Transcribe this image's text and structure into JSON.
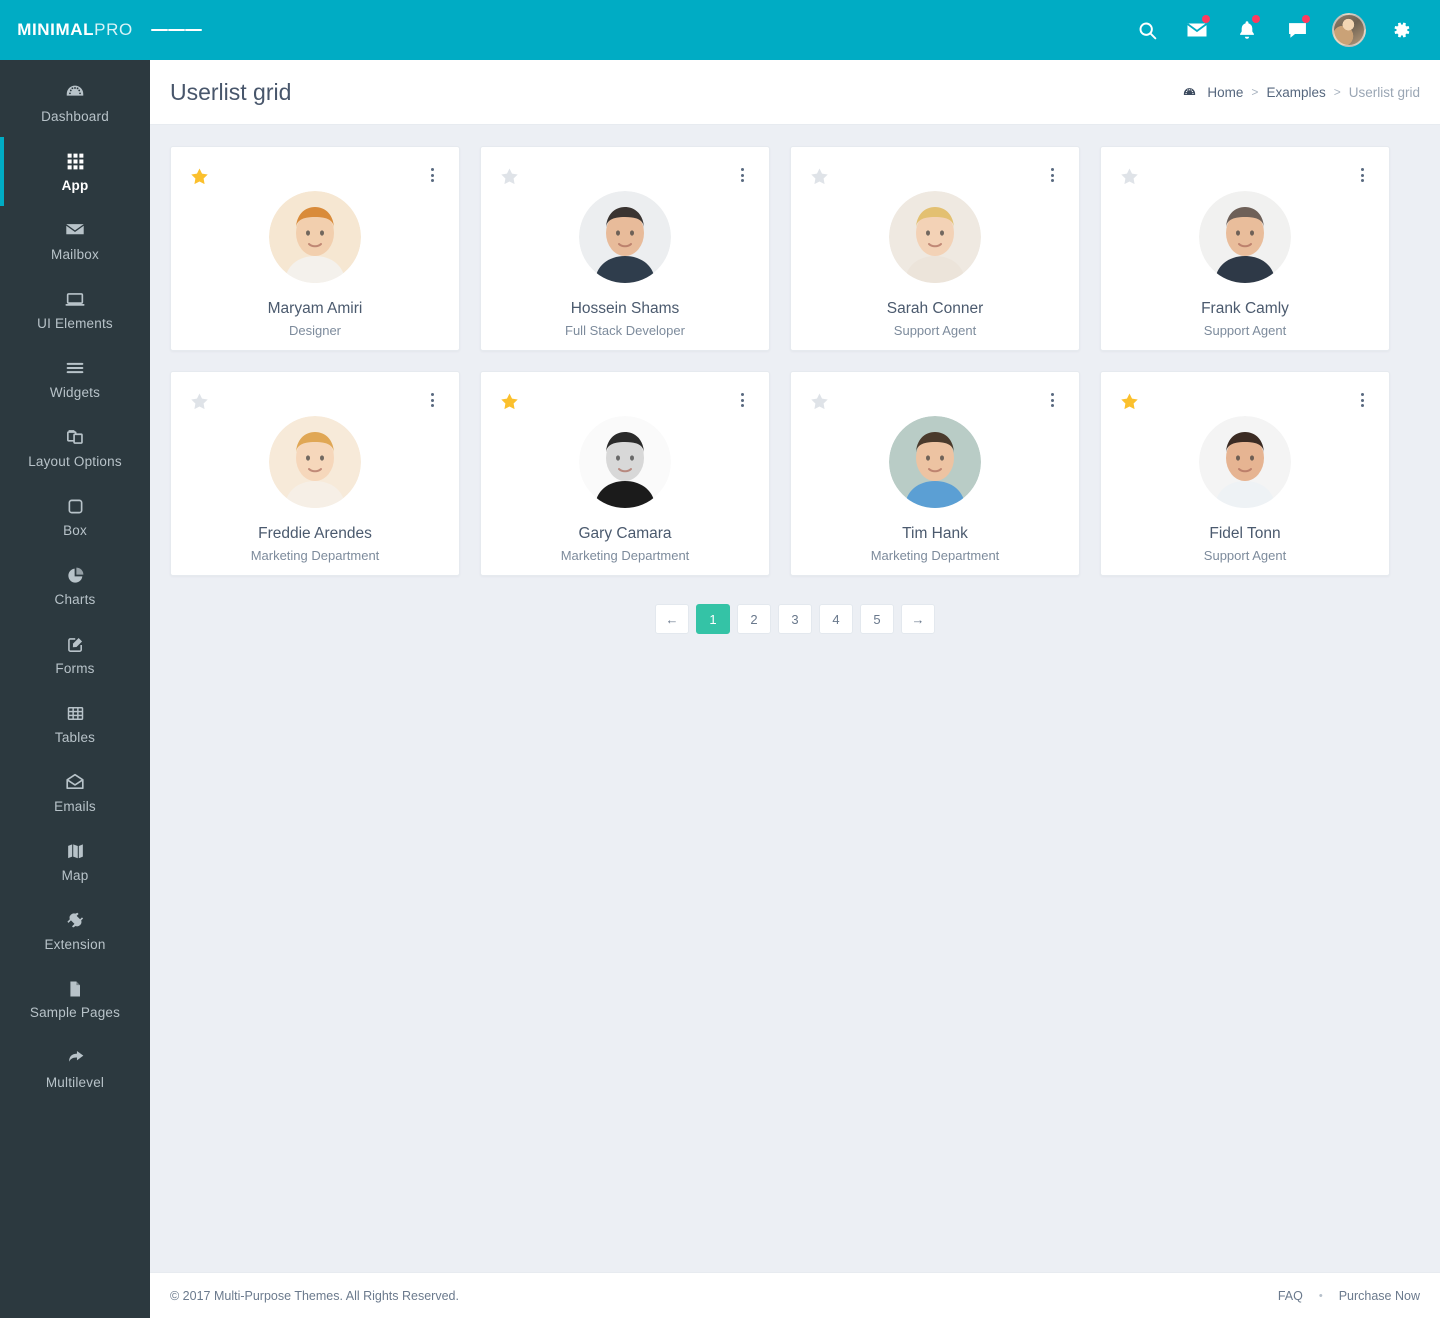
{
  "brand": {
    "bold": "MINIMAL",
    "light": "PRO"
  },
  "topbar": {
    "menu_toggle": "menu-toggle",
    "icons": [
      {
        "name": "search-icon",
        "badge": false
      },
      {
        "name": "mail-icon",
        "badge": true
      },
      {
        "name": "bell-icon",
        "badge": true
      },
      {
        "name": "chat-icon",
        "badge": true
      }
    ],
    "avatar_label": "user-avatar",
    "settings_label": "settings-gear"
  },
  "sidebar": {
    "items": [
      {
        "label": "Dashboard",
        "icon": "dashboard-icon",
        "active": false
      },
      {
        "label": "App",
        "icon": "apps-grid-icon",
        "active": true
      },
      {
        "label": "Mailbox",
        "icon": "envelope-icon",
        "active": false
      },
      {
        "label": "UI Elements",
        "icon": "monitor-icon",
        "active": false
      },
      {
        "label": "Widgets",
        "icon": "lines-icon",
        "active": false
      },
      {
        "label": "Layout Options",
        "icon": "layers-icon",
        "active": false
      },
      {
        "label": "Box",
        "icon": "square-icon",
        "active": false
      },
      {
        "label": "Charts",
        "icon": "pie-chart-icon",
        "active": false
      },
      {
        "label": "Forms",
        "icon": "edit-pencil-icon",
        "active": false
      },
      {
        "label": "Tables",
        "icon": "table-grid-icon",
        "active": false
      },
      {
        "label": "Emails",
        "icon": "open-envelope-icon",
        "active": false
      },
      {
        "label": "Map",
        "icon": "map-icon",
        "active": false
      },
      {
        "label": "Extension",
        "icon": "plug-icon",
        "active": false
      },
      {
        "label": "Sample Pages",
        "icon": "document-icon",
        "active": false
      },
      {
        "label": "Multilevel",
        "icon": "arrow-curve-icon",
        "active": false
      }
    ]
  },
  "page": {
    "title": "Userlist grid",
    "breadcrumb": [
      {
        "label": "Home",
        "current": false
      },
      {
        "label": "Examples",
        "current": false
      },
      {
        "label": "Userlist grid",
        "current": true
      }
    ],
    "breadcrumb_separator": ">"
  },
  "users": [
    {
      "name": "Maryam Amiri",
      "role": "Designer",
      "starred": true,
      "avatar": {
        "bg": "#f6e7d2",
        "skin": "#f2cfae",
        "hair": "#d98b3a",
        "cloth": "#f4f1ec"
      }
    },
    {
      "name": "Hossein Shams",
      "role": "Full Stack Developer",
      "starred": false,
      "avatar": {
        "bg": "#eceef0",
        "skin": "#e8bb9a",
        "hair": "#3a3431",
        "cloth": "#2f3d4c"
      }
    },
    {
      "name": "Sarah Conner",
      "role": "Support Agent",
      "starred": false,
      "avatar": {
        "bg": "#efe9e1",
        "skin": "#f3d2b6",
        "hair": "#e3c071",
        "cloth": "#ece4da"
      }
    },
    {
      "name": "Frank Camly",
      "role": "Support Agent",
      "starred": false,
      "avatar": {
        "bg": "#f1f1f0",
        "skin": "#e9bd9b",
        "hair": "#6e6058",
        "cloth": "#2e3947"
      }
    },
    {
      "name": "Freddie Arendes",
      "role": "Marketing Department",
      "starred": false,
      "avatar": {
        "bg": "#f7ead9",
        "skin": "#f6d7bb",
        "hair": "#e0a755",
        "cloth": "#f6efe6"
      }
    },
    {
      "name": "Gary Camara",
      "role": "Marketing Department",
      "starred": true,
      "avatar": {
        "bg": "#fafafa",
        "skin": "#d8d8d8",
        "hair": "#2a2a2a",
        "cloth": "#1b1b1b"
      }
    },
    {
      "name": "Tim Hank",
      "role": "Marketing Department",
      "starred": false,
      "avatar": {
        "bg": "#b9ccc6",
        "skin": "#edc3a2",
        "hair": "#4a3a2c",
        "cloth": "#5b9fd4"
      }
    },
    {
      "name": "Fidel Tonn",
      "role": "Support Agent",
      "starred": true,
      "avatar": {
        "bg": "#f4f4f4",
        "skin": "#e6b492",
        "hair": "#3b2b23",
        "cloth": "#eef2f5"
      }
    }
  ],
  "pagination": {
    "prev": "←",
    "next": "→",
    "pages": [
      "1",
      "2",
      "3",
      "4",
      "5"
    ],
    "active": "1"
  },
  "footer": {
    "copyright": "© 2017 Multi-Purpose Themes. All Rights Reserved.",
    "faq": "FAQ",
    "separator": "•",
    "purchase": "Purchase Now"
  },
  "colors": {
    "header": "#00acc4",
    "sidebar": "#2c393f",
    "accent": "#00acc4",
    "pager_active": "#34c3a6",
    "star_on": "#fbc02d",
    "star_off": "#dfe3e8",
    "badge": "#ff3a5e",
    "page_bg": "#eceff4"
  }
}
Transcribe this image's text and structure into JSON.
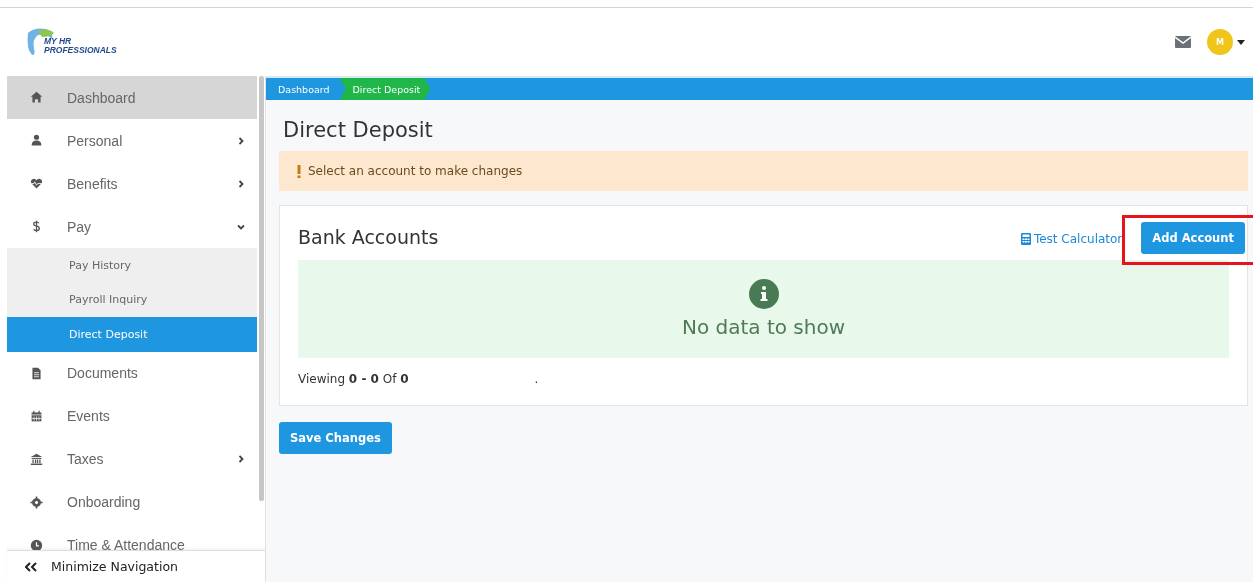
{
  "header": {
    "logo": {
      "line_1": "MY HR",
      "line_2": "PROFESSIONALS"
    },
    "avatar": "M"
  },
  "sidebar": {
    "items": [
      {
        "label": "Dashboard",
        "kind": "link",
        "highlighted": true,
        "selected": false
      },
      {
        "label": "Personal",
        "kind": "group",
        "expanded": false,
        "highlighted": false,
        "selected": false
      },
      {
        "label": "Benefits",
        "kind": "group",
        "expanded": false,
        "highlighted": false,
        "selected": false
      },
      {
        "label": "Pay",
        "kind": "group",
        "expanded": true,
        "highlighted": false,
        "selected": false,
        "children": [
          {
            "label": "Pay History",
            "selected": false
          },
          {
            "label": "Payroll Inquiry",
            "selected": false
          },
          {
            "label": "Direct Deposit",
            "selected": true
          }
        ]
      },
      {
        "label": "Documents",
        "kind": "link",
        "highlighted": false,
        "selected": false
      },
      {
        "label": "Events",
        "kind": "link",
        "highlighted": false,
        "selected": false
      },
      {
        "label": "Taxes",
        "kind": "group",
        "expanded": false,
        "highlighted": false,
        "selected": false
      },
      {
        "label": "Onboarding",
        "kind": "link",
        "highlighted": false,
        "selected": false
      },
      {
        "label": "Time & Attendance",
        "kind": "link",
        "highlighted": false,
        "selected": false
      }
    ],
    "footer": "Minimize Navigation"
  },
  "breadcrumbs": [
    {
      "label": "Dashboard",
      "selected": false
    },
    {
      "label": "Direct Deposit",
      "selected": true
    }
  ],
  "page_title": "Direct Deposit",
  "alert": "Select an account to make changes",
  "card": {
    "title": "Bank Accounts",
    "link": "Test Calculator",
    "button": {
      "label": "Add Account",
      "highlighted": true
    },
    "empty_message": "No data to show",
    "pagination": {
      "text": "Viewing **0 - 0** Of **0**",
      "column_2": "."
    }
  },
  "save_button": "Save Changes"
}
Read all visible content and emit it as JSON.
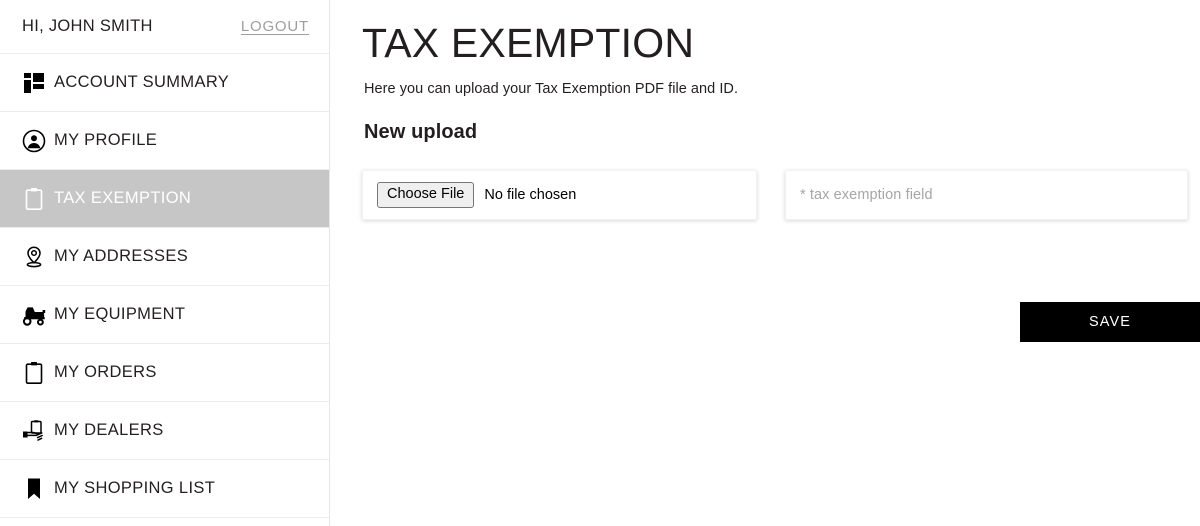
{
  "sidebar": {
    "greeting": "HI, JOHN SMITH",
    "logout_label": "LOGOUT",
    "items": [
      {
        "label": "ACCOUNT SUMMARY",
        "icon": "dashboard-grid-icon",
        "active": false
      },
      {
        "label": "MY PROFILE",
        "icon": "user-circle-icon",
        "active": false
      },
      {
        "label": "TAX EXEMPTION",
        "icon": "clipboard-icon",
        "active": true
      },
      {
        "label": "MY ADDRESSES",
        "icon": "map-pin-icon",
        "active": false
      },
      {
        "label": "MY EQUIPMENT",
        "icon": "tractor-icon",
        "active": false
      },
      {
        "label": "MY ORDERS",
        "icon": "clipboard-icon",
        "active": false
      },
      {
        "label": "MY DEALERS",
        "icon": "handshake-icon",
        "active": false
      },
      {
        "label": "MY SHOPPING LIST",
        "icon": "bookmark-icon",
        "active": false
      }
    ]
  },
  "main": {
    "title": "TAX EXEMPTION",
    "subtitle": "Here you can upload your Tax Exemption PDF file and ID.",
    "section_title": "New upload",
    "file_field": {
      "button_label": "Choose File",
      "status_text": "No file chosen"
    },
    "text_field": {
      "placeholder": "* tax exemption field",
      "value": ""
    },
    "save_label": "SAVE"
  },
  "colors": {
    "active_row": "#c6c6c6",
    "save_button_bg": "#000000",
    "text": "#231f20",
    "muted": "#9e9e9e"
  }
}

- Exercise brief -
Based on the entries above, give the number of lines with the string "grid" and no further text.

- Response area -
5